▶ [DATA EXTRACTS]

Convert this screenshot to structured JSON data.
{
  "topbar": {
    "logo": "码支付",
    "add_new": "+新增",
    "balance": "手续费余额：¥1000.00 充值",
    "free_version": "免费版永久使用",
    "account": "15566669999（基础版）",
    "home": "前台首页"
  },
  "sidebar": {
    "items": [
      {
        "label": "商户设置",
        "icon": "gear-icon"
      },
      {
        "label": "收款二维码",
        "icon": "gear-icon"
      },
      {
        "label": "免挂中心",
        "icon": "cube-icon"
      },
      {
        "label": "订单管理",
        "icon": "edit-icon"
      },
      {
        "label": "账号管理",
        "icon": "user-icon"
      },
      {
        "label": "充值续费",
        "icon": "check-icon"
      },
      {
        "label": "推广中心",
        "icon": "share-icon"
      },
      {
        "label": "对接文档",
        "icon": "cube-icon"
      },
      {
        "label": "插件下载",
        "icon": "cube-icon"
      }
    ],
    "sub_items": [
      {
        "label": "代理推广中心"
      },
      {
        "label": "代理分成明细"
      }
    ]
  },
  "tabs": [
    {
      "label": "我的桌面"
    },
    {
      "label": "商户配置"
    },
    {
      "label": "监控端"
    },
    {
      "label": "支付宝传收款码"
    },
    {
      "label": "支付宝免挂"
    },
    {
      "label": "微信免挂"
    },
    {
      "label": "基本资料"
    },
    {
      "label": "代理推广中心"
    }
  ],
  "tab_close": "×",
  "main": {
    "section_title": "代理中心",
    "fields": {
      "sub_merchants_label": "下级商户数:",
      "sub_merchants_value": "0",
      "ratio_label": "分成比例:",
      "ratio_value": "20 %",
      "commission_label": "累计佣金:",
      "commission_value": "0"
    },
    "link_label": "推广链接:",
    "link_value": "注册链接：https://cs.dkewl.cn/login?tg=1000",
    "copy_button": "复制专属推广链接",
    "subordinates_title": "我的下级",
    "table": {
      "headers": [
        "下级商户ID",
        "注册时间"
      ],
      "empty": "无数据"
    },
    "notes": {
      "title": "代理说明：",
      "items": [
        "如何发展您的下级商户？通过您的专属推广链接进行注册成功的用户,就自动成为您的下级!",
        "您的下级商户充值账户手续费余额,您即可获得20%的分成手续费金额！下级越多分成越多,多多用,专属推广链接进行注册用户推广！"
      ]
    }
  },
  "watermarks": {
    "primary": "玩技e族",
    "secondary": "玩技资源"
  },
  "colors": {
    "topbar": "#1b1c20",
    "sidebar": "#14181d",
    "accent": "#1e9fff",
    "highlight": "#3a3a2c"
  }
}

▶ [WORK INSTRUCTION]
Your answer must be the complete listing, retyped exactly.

▶ [EXERCISE RESPONSE]
Convert this screenshot to structured JSON data.
{
  "topbar": {
    "logo": "码支付",
    "add_new": "+新增",
    "balance": "手续费余额：¥1000.00 充值",
    "free_version": "免费版永久使用",
    "account": "15566669999（基础版）",
    "home": "前台首页"
  },
  "sidebar": {
    "items": [
      {
        "label": "商户设置",
        "icon": "gear-icon"
      },
      {
        "label": "收款二维码",
        "icon": "gear-icon"
      },
      {
        "label": "免挂中心",
        "icon": "cube-icon"
      },
      {
        "label": "订单管理",
        "icon": "edit-icon"
      },
      {
        "label": "账号管理",
        "icon": "user-icon"
      },
      {
        "label": "充值续费",
        "icon": "check-icon"
      },
      {
        "label": "推广中心",
        "icon": "share-icon"
      },
      {
        "label": "对接文档",
        "icon": "cube-icon"
      },
      {
        "label": "插件下载",
        "icon": "cube-icon"
      }
    ],
    "sub_items": [
      {
        "label": "代理推广中心"
      },
      {
        "label": "代理分成明细"
      }
    ]
  },
  "tabs": [
    {
      "label": "我的桌面"
    },
    {
      "label": "商户配置"
    },
    {
      "label": "监控端"
    },
    {
      "label": "支付宝传收款码"
    },
    {
      "label": "支付宝免挂"
    },
    {
      "label": "微信免挂"
    },
    {
      "label": "基本资料"
    },
    {
      "label": "代理推广中心"
    }
  ],
  "tab_close": "×",
  "main": {
    "section_title": "代理中心",
    "fields": {
      "sub_merchants_label": "下级商户数:",
      "sub_merchants_value": "0",
      "ratio_label": "分成比例:",
      "ratio_value": "20 %",
      "commission_label": "累计佣金:",
      "commission_value": "0"
    },
    "link_label": "推广链接:",
    "link_value": "注册链接：https://cs.dkewl.cn/login?tg=1000",
    "copy_button": "复制专属推广链接",
    "subordinates_title": "我的下级",
    "table": {
      "headers": [
        "下级商户ID",
        "注册时间"
      ],
      "empty": "无数据"
    },
    "notes": {
      "title": "代理说明：",
      "items": [
        "如何发展您的下级商户？通过您的专属推广链接进行注册成功的用户,就自动成为您的下级!",
        "您的下级商户充值账户手续费余额,您即可获得20%的分成手续费金额！下级越多分成越多,多多用,专属推广链接进行注册用户推广！"
      ]
    }
  },
  "watermarks": {
    "primary": "玩技e族",
    "secondary": "玩技资源"
  },
  "colors": {
    "topbar": "#1b1c20",
    "sidebar": "#14181d",
    "accent": "#1e9fff",
    "highlight": "#3a3a2c"
  }
}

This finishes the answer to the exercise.